7. Close of policeman
8. Close of gun
9. Police watching passing cars through checkpoint
10. Close of policeman holding gun
11. Close of gun on back of truck, cars passing in background
Thousands of Iraqi Shiite muslims headed to training centres on Sunday to join the fight against the Islamic militant group which has captured large areas of territory north of the capital Baghdad.
The volunteers pledged to join the nation's beleaguered security forces to battle the Sunni militants of the Islamic State of Iraq and the Levant (ISIL), following a recent call from their spiritual leader, Grand Ayatollah Ali al-Sistani, the most respected voice for Iraq's Shiite majority.
Sunni militants seized Rutba, western Anbar province, about 90 miles (150 kilometres) east of the Jordanian border, late on Saturday, officials said on Sunday.
The towns of Qaim, Rawah, Anah and Rutba are the first seized in predominantly Sunni Anbar province since fighters from the ISIL overran the city of Fallujah and parts of the provincial capital of Ramadi earlier this year.
The group is now prepared to take the battle to Baghdad and cities farther south housing revered Shiite shrines.
As a result, Iraqi authorities have imposed tough security measures in and around the city.
However, the call to arms from al-Sistani may increase the possibility of the turmoil in Iraq evolving into a sectarian conflict between Sunnis and Shiites.
Iraqi Prime Minister Nouri Al-Maliki's Shiite-dominated government has struggled to push back against the Sunni militants, who have seized large swaths of the country's north since taking control of the second-largest city of Mosul on June 10 as troops melted away.

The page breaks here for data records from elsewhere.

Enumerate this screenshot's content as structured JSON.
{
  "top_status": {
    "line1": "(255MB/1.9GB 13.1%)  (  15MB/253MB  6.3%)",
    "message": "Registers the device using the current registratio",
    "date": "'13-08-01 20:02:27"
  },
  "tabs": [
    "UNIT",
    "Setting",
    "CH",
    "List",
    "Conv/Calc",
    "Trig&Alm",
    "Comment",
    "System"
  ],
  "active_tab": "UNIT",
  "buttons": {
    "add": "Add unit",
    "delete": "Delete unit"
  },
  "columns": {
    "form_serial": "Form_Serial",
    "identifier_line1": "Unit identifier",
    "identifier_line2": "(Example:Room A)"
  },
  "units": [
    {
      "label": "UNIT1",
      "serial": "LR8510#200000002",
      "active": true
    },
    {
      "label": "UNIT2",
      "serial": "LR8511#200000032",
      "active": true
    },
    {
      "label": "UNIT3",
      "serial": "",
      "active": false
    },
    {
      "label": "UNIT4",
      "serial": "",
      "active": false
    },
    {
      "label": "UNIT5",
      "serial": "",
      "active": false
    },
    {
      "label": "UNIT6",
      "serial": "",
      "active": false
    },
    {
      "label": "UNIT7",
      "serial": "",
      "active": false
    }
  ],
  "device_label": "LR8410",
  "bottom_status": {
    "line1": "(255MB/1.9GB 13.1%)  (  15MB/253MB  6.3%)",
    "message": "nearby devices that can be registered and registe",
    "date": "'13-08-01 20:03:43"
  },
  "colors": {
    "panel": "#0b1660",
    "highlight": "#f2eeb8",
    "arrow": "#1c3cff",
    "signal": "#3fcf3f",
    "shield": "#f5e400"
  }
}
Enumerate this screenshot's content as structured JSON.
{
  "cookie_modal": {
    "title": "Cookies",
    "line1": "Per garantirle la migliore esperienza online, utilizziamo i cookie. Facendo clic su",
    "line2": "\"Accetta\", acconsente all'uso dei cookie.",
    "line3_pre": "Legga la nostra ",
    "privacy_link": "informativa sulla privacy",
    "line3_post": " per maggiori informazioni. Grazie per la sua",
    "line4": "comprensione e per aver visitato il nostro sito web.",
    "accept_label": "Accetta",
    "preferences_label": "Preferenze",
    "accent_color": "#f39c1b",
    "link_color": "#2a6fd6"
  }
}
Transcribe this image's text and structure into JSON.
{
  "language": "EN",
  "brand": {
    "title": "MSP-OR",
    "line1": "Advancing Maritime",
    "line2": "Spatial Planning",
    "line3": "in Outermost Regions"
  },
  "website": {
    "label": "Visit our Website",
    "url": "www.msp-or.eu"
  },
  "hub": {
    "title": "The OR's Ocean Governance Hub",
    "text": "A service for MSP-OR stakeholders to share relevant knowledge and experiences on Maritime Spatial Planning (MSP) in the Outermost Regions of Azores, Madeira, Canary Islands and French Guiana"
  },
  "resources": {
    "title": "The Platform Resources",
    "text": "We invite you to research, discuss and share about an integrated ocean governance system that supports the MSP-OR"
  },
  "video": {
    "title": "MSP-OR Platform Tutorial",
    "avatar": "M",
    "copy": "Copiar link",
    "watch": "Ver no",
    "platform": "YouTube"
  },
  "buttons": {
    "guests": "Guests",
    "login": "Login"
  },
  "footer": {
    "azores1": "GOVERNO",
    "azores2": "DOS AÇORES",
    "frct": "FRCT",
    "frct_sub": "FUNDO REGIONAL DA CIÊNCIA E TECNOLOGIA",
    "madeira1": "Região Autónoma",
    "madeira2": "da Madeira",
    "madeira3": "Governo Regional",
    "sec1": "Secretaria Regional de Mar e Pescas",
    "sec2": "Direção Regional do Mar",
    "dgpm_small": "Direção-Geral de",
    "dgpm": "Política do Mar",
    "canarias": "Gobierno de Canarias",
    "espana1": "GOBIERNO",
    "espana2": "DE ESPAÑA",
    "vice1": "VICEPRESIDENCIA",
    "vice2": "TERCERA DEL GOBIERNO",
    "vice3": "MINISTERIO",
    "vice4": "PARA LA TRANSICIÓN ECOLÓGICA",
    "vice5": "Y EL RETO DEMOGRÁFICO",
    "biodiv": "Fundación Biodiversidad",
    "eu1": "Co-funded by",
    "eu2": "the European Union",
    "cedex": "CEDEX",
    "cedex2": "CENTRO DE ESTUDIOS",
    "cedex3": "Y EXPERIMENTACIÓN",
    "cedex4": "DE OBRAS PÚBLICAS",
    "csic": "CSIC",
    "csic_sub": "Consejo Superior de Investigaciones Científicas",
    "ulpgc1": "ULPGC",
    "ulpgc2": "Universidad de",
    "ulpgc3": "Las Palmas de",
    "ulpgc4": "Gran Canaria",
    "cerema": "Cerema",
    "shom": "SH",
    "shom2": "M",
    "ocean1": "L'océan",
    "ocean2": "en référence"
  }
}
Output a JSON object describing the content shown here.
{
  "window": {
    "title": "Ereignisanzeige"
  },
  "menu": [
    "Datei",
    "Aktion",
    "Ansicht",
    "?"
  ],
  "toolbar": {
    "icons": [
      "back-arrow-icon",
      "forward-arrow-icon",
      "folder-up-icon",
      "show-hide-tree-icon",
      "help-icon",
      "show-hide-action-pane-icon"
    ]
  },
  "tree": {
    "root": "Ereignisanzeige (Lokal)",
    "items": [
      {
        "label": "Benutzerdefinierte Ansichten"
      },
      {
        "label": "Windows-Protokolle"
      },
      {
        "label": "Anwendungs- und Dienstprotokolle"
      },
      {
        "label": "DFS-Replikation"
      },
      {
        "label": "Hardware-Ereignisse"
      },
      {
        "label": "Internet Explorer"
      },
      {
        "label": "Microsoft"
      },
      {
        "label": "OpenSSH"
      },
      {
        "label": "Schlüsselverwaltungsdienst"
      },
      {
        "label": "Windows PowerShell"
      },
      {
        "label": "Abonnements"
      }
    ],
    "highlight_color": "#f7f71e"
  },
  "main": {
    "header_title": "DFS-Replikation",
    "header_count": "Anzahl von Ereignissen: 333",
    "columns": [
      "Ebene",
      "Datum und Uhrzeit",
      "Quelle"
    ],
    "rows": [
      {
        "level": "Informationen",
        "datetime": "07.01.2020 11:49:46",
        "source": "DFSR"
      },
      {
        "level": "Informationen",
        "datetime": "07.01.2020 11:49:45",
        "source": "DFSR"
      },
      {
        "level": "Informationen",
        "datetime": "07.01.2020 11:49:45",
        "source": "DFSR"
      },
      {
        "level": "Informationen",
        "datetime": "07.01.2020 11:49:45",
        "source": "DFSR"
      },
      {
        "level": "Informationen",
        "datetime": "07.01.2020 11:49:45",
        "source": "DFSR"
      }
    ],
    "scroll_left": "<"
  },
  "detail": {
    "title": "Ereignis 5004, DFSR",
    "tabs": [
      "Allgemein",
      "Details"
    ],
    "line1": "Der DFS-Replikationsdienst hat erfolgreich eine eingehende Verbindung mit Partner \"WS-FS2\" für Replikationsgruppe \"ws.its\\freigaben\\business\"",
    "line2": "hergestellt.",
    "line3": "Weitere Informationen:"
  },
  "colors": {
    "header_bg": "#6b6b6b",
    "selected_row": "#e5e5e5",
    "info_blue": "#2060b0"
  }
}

The prime minister, who has led the country since 2006 and has not yet secured a third term after recent parliamentary elections, has increasingly turned to Iranian-backed Shiite militias and volunteers to bolster his beleaguered security forces.